King could see a day when ” the sons of former slaves and the sons of former slave owners will be able to sit down together at the table of brotherhood.”
King could see a day when his children ”will one day live in a nation where they will not be judged by the color of their skin but by the content of their character.
King could see a day when ”little black boys and black girls will be able to join hands with little white boys and white girls as sisters and brothers.”
King could see a day when the prophecies of Isaiah would be fulfilled, “that one day every valley shall be exalted, and every hill and mountain shall be made low, the rough places will be made plain, and the crooked places will be made straight; “and the glory of the Lord shall be revealed and all flesh shall see it together.”
King said, this is our hope.
Our hope is in the resurrected Christ who lives and moves all around us. But living in this hope begins with opening our eyes and recognizing it.
Sometimes it is difficult to see in the moment and we can only see the light after we have come through the darkness. But like Cleopas and his companion, we keep moving forward and we keep walking even when we don’t know where the path will lead, we keep talking about it even when we don’t understand, we keep trusting in the long arc of history bending toward justice, even when injustice seems prevalent.
And when we see it ourselves, we share the light with others who haven’t seen it yet.
As Cleopas and friend were nearing the end of their journey home, they invited the stranger among them in, in a spirit of hospitality.
The fellow traveler took bread, blessed and broke it, and gave it to them. Their eyes were opened and they saw that it was Jesus among them all along.
Within the hour they were back on the road to Jerusalem, they walked seven miles back to the disciples and friends and proclaimed ‘The Lord has risen indeed.”

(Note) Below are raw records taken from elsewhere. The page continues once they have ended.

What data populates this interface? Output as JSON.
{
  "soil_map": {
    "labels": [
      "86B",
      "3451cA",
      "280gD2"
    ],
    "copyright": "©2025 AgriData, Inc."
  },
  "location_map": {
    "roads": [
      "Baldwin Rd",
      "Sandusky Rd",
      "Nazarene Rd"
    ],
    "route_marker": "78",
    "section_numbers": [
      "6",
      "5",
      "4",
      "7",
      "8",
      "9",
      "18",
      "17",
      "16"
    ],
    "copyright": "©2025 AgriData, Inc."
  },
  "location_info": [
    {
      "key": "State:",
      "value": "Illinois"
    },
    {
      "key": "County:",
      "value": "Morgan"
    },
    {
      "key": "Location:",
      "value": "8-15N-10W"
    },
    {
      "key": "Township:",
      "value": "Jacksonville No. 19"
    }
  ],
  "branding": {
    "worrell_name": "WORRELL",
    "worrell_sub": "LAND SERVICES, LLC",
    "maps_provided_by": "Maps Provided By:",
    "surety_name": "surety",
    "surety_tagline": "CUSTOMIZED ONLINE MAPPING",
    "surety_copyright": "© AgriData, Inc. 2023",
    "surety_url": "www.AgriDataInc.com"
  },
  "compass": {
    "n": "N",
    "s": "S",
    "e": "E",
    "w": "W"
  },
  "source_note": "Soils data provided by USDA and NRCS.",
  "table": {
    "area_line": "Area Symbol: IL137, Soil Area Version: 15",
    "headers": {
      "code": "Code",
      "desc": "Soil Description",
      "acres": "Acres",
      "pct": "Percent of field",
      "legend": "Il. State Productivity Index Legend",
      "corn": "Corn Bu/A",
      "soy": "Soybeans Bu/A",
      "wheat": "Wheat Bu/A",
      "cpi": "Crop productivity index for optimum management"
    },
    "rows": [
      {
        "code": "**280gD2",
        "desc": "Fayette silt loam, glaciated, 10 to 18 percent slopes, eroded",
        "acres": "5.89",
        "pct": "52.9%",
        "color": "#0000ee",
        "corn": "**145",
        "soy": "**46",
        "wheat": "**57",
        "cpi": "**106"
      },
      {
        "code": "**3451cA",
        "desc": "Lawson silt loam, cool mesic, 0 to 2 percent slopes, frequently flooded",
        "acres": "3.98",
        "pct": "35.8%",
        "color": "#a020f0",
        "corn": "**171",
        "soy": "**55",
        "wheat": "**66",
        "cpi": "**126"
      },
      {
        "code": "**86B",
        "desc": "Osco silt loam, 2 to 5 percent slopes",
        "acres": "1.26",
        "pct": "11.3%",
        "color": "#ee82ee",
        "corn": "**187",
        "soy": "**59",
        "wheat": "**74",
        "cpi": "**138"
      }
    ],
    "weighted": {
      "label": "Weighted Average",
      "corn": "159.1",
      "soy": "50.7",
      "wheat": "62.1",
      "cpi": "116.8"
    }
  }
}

The Lord has risen indeed.
Our call is the same. We open our eyes to recognize Christ among us and when we do we go and share the vision with others.
Can you see it?